The rain returned again, leaving us stranded in our home without ample options. Garrett was getting stir-crazy and asked if he could accompany our host father, Weiss, to the next village where he was picking up Fane from her jaunt into town. The road through the highlands was still in horrible shape, so for those mothers and family members in need of supplies from town, they had to cross the naked Namando cavern on foot, walk five kilometers to Namuamua and take a long boat to Navua at the coast. Weiss thought Garrett couldn’t tackle the hike like a Fijian and encouraged him to stay, but Garrett couldn’t stand not exerting himself.
They ran off into the mist. I stayed to conduct a lesson on the alphabet and creativity on the floor of our home.
Three hours later, I heard the my kaivalangi partner calling from many from houses away. I rushed outside to see what dangled from the new branch he held: a bat. “Rabies!” was my first thought, but fruit bats in Fiji don’t suffer the same maladies as our infamous winged cretins. They had caught a Fijian dinnertime favorite, and while I pondered how to get out of gnawing fleshy wings that night, Weiss hung the bat from a power cord and let it hang out for a few more hours before sunset.

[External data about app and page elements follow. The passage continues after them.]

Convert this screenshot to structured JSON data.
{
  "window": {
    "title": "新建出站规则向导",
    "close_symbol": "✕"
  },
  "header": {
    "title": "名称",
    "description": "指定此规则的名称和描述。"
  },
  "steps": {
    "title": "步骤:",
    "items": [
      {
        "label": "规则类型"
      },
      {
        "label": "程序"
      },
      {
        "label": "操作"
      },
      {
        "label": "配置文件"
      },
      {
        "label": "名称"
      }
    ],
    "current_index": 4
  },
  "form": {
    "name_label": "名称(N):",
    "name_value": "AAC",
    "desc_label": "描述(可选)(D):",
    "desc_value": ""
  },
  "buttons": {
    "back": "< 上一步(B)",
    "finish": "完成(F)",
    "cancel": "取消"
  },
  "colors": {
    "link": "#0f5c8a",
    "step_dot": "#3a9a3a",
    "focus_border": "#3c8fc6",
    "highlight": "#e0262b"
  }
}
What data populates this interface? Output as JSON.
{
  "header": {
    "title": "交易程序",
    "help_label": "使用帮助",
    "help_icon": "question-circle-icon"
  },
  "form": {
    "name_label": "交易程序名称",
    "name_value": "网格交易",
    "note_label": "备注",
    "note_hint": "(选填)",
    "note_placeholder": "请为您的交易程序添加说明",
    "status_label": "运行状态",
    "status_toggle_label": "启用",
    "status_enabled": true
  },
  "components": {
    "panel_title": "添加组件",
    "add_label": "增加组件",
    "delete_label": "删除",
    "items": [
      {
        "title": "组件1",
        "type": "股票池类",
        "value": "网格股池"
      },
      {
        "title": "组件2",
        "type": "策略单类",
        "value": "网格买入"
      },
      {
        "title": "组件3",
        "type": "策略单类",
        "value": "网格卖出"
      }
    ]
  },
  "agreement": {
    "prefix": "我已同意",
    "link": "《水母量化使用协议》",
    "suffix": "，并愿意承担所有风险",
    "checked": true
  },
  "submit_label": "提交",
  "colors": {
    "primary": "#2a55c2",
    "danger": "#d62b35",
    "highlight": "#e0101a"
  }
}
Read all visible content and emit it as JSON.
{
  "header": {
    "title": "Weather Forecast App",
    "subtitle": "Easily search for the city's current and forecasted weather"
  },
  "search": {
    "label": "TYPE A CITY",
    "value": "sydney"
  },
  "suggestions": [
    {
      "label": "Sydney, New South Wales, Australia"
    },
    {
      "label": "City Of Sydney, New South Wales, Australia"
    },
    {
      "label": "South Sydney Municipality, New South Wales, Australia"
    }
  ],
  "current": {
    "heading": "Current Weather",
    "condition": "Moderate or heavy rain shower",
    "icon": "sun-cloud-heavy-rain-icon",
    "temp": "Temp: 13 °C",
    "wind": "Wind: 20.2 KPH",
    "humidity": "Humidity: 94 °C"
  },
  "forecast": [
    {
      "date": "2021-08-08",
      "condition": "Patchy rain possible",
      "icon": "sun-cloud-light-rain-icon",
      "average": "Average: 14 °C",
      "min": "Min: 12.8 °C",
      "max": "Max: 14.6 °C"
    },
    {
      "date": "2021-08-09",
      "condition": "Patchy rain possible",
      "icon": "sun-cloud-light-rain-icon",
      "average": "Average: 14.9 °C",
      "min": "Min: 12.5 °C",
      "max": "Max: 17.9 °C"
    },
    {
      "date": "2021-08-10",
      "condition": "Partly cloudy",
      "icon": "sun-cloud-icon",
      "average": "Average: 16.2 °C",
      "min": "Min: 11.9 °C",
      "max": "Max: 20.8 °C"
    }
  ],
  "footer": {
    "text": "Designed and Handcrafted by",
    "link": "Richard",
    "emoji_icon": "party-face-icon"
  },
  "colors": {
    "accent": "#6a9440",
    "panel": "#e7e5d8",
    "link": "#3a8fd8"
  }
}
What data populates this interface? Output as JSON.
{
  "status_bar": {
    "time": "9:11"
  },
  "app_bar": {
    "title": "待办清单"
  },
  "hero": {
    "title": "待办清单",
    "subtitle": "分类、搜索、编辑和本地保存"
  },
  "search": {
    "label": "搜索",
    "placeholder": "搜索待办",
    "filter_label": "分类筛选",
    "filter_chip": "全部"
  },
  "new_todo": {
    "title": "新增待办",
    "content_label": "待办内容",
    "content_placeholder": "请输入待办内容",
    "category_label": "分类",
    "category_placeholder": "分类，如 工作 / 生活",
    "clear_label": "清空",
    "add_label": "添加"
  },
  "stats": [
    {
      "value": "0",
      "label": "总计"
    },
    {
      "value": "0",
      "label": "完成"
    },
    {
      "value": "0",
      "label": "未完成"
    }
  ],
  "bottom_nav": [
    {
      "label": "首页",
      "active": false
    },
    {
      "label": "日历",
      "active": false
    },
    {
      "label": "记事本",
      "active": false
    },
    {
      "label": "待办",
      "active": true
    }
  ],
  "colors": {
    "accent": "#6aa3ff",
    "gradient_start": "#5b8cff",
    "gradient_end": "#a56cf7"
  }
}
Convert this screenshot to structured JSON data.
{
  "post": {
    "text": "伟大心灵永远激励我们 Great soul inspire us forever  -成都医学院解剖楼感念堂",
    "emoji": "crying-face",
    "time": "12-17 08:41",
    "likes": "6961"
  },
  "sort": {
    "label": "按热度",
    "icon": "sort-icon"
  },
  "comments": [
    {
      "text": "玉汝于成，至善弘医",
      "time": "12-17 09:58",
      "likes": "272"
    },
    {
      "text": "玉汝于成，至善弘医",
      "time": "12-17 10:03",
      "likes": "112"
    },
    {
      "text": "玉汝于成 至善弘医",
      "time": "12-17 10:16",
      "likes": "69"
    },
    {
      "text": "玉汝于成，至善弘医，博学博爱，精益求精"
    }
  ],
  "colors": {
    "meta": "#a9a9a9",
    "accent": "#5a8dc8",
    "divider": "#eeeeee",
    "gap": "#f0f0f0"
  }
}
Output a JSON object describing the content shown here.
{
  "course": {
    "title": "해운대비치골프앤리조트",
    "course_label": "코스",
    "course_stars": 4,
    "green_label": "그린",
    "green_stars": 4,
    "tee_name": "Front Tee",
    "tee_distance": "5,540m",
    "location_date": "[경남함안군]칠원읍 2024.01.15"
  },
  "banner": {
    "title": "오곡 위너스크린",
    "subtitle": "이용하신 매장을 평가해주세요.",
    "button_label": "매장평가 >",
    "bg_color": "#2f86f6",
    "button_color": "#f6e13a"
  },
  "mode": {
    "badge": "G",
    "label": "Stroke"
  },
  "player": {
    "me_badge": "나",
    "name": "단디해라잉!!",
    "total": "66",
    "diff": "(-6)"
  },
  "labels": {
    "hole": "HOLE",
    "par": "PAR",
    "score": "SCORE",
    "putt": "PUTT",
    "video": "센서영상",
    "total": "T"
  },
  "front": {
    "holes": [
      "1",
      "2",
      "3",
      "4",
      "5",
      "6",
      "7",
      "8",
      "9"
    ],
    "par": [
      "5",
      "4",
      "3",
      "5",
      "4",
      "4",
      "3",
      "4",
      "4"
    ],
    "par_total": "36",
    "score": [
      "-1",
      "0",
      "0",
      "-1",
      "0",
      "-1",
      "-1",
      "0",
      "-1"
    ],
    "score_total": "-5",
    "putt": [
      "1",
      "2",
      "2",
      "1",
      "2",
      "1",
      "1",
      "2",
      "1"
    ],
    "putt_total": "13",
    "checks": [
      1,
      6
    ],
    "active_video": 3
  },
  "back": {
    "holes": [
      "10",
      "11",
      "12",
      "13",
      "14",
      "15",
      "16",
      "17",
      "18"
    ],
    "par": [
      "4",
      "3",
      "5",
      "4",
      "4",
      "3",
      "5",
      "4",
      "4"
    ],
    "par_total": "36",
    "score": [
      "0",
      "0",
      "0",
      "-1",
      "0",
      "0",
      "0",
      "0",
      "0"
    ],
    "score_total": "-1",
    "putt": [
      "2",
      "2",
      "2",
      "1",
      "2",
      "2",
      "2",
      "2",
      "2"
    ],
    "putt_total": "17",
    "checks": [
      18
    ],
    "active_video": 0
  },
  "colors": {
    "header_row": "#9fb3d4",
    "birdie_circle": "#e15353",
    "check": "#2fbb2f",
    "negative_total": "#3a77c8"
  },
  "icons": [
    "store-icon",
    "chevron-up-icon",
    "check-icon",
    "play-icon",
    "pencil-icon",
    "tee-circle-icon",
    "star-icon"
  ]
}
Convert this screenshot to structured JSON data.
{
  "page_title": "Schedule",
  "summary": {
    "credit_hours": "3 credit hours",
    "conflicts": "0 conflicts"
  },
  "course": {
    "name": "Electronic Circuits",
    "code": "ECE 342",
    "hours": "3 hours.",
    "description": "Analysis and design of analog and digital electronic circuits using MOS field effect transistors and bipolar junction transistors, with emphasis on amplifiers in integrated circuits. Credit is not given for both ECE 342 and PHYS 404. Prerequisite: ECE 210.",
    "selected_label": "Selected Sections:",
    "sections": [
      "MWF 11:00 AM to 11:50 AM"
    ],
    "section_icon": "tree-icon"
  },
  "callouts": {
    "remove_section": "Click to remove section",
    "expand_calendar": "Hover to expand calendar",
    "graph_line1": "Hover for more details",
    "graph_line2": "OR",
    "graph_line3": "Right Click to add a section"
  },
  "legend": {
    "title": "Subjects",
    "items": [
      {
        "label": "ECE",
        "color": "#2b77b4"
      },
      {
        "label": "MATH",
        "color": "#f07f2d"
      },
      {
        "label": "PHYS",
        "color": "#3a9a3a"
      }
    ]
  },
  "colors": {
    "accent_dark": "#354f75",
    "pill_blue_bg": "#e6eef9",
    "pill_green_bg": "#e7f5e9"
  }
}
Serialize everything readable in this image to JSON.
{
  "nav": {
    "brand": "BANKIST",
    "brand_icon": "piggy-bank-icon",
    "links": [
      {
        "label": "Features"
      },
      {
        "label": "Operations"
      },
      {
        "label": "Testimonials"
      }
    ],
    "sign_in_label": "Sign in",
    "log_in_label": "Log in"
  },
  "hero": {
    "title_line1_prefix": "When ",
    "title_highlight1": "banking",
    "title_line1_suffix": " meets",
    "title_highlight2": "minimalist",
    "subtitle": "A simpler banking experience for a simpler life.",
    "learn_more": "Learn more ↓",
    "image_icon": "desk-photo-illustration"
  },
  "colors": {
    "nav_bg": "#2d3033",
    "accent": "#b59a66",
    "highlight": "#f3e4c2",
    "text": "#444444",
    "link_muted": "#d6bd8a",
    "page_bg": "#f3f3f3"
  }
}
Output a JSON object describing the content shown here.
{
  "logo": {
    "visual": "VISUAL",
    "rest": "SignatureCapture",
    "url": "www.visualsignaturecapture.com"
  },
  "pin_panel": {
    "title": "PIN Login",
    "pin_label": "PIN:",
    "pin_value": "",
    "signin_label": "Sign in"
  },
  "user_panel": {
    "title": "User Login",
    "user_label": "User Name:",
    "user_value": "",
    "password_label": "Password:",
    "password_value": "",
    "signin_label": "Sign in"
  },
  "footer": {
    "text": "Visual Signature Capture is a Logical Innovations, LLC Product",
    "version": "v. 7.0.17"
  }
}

A word of advice for those visiting traditional Fiji, be careful walking into a home at night. Dangling shadows are most often not bags of laundry.
Would you eat bat? Any other comments on these approaches to teaching basic hygiene?